Today, Monday, we began our office training at 8 am with a general intro to computers and to MS Word in the morning and the Church's MOS (missionary office system for tracking the missionaries and their activity) and Excel in the afternoon. It is pretty elementary for me, but Cindy is finding it very new. She is doing really well for someone who hates computers. and she'll be fine after a few months of experience. It is a different kind of thinking than she is used to.
After dinner we had our first Russian lesson of the week and worked on the alphabet and reading simple English words in the Russian lettering. This is really hard for me to learn a whole new set of sound symbols. I have a pretty good ear, but a so-so memory. I guess the Lord will have to fill in where the gray-matter is missing.
Tonight I decided that I needed a slightly smaller suitcase. Each of our bags was at 70 lbs. coming here and we (Cindy) have bought more stuff (shoes, etc.) and I need to "lighten-the-ship" and leave some stuff home. I called Trisha's house on the SKYPE system and asked her to check on Ross' closing time in Orem because they have some inexpensive luggage that might work for me. She found that they closed at 9:30 and it was already 8:20, but she jumped in the car and came to take us to Ross. We found a suitable suitcase (pardon the pun) and I forgot to take a picture in the store so I took one in the Baskin Robbins parking lot with her and the suitcasse, which brings me to our next nice experience tonight.
Cindy started this whole thing while I was on the "phone" with Trisha by saying that she wanted her to come and take us for an ice cream cone. Well, after getting the luggage, we stopped at her house to get a piece of ribbon to tie on it for identification and then headed to Baskin Robbins on the way back to the MTC. On the way she mentioned that she needed some electric clippers to help her elderly neighbor. who was also a member of her ward. We asked why and this was the story.
She was touched Sunday by a sister's talk that mentioned how she had been in the ward (congregation) for over 6 months and no one talked to her. She was feeling very lonely and sad and prayed for someone to be nice to her. The next day her Visiting Teacher (a woman who is supposed to visit her once a month) called wanting to get to know her and made an appointment to come by. She said that now she had someone who talked to her and be a friend and how important that was to her.
Trisha identified with the lonely sister because she spent many lonely months in that ward before someone talked to her. This evening, as she drove off to pick us up, she realized that she had seen the same old man in his front yard watering or doing something else many times as she passed several times a day and she would wave, but she never stopped to say hello. Tonight, she stopped and asked him how he was and he said, "Not too good." She asked how she could help and he said that he could do most things still but could not do the trimming with the hand clippers he had. She responded with love and compassion for this lonely old man by saying that she would see that his trimming was done.

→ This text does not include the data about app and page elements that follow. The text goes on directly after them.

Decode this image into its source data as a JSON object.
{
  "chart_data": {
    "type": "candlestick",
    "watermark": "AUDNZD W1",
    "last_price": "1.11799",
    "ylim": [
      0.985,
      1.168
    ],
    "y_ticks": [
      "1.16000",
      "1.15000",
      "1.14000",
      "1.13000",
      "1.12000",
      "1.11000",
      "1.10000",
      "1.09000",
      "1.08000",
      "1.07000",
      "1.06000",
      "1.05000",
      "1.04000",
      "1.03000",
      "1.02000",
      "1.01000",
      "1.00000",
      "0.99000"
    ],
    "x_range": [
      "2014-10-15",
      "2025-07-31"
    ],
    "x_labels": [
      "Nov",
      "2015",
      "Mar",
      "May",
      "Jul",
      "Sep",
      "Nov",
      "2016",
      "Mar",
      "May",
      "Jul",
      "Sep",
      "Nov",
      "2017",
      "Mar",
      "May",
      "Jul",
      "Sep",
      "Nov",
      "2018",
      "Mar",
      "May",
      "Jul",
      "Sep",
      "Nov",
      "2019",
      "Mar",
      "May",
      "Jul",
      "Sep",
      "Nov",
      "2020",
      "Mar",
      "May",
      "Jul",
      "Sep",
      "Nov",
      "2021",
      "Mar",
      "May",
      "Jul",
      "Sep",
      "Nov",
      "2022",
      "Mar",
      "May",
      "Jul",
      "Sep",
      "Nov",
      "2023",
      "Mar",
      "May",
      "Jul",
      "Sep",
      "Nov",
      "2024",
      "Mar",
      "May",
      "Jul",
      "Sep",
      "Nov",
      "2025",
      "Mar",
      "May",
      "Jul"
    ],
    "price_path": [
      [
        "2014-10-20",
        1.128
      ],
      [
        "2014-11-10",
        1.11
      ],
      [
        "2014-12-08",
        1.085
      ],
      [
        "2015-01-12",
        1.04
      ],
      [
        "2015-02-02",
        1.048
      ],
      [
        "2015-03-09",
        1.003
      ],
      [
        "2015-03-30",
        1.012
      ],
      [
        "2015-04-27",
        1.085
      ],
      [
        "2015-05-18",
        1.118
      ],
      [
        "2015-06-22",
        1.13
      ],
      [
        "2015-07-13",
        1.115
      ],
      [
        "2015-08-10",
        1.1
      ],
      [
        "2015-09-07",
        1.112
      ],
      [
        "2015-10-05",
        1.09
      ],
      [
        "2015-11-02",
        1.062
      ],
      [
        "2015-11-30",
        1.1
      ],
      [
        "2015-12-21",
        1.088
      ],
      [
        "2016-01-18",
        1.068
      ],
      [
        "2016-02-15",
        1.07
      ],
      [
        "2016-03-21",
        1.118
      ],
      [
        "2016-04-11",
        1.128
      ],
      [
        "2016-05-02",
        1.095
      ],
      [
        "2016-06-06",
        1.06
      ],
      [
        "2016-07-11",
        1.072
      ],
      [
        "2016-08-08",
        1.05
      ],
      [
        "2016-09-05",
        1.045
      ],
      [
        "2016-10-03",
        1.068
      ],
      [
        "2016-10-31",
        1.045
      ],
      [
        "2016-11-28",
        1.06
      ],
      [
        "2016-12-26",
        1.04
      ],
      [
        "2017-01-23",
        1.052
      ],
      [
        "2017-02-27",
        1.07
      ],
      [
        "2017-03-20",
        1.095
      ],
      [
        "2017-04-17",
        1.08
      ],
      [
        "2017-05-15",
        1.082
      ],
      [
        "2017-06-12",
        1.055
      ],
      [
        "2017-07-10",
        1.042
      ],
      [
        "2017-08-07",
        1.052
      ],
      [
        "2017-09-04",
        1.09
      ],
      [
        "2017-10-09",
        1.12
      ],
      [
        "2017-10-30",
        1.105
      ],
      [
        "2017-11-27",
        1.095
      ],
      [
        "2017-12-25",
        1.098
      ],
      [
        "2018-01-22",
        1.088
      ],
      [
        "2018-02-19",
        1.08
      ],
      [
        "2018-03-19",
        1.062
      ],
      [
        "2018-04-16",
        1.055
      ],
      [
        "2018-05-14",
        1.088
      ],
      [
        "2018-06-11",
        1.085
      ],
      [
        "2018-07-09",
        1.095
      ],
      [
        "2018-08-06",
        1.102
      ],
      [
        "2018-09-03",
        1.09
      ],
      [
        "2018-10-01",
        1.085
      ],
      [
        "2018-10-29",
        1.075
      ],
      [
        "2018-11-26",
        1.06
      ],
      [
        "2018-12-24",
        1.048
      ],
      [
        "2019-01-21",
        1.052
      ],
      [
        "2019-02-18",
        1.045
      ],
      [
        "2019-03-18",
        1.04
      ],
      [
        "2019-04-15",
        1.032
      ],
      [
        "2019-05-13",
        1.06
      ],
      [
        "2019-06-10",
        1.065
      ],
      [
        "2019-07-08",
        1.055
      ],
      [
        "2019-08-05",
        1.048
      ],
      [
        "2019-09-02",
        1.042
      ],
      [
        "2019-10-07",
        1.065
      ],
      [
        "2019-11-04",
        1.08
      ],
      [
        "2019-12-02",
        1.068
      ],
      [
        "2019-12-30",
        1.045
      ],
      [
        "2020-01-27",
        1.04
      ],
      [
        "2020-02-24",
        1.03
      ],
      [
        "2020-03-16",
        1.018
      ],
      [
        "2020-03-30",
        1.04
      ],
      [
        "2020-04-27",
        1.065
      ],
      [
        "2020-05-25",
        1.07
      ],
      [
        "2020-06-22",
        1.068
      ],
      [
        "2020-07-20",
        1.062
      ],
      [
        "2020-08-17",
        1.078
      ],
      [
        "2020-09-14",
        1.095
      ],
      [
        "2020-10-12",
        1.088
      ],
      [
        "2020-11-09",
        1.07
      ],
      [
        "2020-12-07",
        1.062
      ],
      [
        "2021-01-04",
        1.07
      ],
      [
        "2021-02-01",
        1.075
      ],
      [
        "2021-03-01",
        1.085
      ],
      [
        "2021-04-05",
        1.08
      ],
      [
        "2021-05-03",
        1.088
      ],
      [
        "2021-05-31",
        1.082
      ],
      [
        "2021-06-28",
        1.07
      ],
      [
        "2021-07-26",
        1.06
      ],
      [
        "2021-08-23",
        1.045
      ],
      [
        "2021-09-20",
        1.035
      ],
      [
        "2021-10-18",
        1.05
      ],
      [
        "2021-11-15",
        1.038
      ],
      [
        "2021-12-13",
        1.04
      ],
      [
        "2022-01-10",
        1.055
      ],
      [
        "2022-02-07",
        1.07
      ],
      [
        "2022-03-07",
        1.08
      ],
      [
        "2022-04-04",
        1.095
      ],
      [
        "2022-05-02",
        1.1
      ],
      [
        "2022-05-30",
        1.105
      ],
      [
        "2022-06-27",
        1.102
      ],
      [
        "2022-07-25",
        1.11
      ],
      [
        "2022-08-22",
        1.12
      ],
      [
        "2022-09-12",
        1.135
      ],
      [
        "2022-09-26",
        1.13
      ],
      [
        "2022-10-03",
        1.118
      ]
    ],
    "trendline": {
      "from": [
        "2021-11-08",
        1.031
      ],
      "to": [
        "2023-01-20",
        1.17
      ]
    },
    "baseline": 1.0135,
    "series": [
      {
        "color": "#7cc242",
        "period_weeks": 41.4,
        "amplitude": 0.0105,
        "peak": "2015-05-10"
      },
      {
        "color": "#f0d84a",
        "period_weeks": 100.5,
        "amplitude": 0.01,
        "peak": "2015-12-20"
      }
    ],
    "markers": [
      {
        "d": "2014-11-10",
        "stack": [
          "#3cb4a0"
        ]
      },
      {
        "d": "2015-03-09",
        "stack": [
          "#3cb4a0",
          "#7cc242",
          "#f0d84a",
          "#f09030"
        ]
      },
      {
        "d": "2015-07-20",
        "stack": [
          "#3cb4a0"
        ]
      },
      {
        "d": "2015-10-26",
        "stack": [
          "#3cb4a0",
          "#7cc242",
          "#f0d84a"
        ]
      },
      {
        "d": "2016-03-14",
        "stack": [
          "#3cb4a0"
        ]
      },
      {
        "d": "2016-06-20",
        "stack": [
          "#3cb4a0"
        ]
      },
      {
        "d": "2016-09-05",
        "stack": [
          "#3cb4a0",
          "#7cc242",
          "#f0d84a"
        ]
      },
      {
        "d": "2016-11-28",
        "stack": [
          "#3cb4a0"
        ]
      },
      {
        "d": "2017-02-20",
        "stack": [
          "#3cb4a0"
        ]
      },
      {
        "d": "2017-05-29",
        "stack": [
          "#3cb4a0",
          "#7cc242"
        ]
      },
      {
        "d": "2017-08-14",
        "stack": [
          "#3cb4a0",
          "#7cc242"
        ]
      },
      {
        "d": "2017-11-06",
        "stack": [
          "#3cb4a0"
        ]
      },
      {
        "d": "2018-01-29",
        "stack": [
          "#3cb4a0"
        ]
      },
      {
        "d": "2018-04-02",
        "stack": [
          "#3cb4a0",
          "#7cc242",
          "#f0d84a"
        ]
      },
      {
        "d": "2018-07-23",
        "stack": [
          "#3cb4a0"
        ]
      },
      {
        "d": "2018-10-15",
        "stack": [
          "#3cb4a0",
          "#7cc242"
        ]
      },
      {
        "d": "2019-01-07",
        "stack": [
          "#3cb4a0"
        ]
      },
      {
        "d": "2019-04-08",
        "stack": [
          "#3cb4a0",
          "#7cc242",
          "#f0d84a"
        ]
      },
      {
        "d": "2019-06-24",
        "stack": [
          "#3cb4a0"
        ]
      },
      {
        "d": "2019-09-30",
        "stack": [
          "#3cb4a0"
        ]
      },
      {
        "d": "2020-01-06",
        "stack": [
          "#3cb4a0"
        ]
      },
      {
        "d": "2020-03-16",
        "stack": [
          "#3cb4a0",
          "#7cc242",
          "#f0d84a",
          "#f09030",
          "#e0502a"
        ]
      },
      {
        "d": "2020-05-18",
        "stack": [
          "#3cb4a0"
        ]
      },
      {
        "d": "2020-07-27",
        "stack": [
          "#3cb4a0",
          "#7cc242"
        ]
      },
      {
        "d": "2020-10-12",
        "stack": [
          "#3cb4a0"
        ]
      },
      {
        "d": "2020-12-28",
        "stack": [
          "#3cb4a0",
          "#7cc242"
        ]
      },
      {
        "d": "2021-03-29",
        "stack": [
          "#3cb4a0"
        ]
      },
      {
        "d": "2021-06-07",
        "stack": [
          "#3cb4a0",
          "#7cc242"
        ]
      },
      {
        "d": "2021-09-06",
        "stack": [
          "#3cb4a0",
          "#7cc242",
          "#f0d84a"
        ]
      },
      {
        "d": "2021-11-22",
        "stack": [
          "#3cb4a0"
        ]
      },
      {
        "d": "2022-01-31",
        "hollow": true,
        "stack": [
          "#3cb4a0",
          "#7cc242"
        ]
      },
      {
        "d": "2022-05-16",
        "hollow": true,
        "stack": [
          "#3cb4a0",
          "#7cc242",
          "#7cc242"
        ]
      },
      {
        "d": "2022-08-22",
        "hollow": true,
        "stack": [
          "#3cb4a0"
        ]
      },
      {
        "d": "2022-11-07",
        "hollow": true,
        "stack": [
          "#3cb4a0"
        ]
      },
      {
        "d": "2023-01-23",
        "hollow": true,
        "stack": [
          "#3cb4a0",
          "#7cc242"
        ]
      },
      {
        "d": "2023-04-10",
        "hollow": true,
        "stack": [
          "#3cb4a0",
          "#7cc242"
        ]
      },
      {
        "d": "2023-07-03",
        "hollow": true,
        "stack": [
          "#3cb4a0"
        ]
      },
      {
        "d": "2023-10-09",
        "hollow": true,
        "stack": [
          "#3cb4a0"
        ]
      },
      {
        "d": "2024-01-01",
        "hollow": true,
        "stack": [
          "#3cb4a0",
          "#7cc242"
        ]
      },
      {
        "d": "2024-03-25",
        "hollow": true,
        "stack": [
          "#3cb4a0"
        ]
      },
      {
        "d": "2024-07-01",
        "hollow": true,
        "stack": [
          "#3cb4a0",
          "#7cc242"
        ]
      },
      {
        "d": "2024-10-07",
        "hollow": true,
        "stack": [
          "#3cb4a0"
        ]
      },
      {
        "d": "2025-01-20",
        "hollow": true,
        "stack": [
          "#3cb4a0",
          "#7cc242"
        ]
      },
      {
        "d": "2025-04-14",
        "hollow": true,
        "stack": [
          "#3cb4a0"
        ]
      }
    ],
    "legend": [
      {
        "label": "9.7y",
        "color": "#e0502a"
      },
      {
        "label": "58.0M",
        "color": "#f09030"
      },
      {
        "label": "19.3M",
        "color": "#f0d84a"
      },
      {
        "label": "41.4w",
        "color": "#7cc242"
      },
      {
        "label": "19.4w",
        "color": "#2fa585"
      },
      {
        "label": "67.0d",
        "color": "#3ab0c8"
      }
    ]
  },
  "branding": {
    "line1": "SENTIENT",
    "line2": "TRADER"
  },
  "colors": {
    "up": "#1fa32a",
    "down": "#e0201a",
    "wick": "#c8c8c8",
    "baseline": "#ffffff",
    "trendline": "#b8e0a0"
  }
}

Now she needed some tools and some muscle and was going to talked to someone in the Elders Quorum to find some electric clipper. Cindy suggested that instead of doing it all herself that she report the need to the Elders President and get a work party over there for an hour and do it right, and I think she'll do it. What a nice person she is and how wonderful to be moved by one person's story to help another person with the same need. We have good kids.
The final nice thing of the evening was our stop at Baskin Robbins. As we entered (me in my suit and name tag) people noticed, but said nothing. As I stood at the counter reviewing the 31 flavors a man standing next to me turned and said, "Are you serving a mission here?" I told him we were at the MTC and going to Russia. He pulled a $20 bill out of his pocket and handing it to me said, "We want to buy your ice cream." I said that it was not necessary, but he replied, referring to the (about) ten year old boy next to him, "We take care of the missionaries. Please let us buy your ice cream." I accepted his money and thanked him and the boy that I presumed was his son. I asked if he lived in Provo and he said that they were from Las Vegas and were here for a basketball camp at BYU.
I thanked him again as they left with their ice cream and I reflected on what a powerful lesson that father had just taught his son about honoring missionaries, about being a missionary, about their duty to serve those who serve the Lord, and about being a man. I didn't need the ice cream or the money, but that boy will not soon forget what his dad did to honor a servant of the Lord. We all talked about it on the way back to the MTC and reflected on the goodness around us in a world that often seems harsh and uncaring. There is much love being shared with ordinary people by ordinary people. That is Jesus' way isn't it.